With deft pen and colour, author Victoria Allenby and illustrator Dean Griffiths pay homage to the characters–rabbit, hedgehog, mouse, frog, and badger–and gardens and stories of Beatrix Potter while providing a light, cautionary tale of finding the balance in life.  Unlike Victoria Allenby’s fun picture book, Nat the Cat Can Sleep Like That (Pajama Press, 2013), that focused on true cat behaviour, Timo’s Garden will speak to any reader who gets too wrapped up in seemingly-important attentions.  Moreover, Dean Griffiths’ artwork which has graced over 25 children’s books, providing the realism in Lumpito and the Painter from Spain by Monica Kulling and the colourful monsters in Tweezle into Everything by Stephanie McLellan, both from Pajama Press, complements the message of taking the time to smell the roses.  His endearing creatures, vibrant flowers and brilliant garden designs in Timo’s Garden will transport all to an era when time was sweet and friends were riches not to be overlooked.

*   *   *   *   *   *   *
(A version of this review was originally written for and published in Quill & Quire, as noted in the citation below.)

Kubiw, H. (2015, October). [Review of the book Timo's Garden, by Victoria Allenby, Dean Griffiths, illus.]. Quill & Quire, 81 (8): 24.

September 02, 2013

Nat the Cat Can Sleep Like That

by Victoria Allenby
Illustrated by Tara Anderson
Pajama Press
978-1-927485-52-1
32 pp.
Ages 2-5
September, 2013
Reviewed from unbound galley proofs

The premise behind Nat the Cat Can Sleep Like That may appear obvious to the reader.  Nat the Cat is the older, orange tabby in a household in which a small black and white kitten lives.  While Nat the Cat has no animosity for the young feline, he does what many older cats love to do: sleep.  But the little one does what many kittens love to do: play.  No matter what kind of play the kitten gets up to–with balls, in dresser drawers, on a skateboard–Nat the Cat just keeps on sleeping nearby.

But that isn't the story as told. Victoria Allenby's rhyming text takes the reader through a day in the lives of the two cats beginning with their people (only their feet seen) leaving for the day.  Tara Anderson's cheerful cats then engage in their favourite activities, with the text firmly focused on Nat's sleeping.  But everything changes when it's dark and no one is around to watch the two.  A final twist in the story shows that the two felines are destined to live happily together.
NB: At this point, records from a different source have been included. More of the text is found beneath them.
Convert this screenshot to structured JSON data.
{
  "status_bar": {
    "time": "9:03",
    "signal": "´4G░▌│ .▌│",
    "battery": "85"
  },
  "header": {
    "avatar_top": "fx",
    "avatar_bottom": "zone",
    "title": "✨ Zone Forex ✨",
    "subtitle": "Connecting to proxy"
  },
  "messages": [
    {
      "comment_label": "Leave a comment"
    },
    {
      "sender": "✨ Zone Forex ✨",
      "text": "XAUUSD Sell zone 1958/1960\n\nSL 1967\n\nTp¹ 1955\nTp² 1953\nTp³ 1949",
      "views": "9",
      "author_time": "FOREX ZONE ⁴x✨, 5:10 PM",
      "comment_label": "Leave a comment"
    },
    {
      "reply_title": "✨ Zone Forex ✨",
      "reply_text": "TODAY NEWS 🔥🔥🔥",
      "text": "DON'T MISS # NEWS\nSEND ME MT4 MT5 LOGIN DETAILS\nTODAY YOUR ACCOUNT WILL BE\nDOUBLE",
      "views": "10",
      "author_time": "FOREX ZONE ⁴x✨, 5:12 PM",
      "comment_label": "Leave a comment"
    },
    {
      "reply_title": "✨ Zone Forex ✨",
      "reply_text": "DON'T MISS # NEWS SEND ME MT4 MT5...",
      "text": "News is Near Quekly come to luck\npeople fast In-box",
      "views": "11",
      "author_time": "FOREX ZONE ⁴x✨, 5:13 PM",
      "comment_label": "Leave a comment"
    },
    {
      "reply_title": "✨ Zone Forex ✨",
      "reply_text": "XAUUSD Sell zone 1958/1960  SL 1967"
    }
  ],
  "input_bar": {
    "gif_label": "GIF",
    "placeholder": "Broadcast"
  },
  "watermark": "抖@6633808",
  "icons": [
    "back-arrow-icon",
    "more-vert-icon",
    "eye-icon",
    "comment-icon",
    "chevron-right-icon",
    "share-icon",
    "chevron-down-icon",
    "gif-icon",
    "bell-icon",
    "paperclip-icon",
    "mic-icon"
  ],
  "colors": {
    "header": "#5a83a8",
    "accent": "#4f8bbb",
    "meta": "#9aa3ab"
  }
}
As a household which recently introduced a pair of two-month-old brothers to our ten-year-old grey tabby, I know the relentless play in which the little ones engage.  Thank goodness they have each other to chase, to play fight, to clean, to poke and with whom to snuggle.  But when our older cat comes in from outside, they are all over her.  Their actions shout, "Gracie's here! Gracie's here!  Hi, Grace! Wanna play, Gracie?!"  (As much as I despise frequent exclamation marks, our two kittens always speak with this punctuation.  It's a kitten thing.)  Similarly Victoria Allenby affectionately shows us that this story is all about Nat the Cat and the nameless kitten showing their preferences as generational, never based in animosity.  The lighthearted text is more restful when focused on Nat's sleeping predilections, but its overall whimsy is reflected well in the playfulness of Tara Anderson's illustrations.  From the kitten's shenanigans with a star wand or a fish on a string, Nat the Cat contentedly sleeps on (though likely to enlist his people into rubbing his belly, I think, when they're around).

Seems Tara Anderson does a lot of cover art, though her illustrations from Nat the Cat Can Sleep Like That and The Stripey Cat (by Norene Smiley, Fitzhenry & Whiteside, 2007) demonstrate her knack for felines. Coupled with Victoria Allenby's simple but zippy rhyming story, Nat the Cat Can Sleep Like That is a delightful read, perfect for getting your own little ones to bed, whether they be human or feline.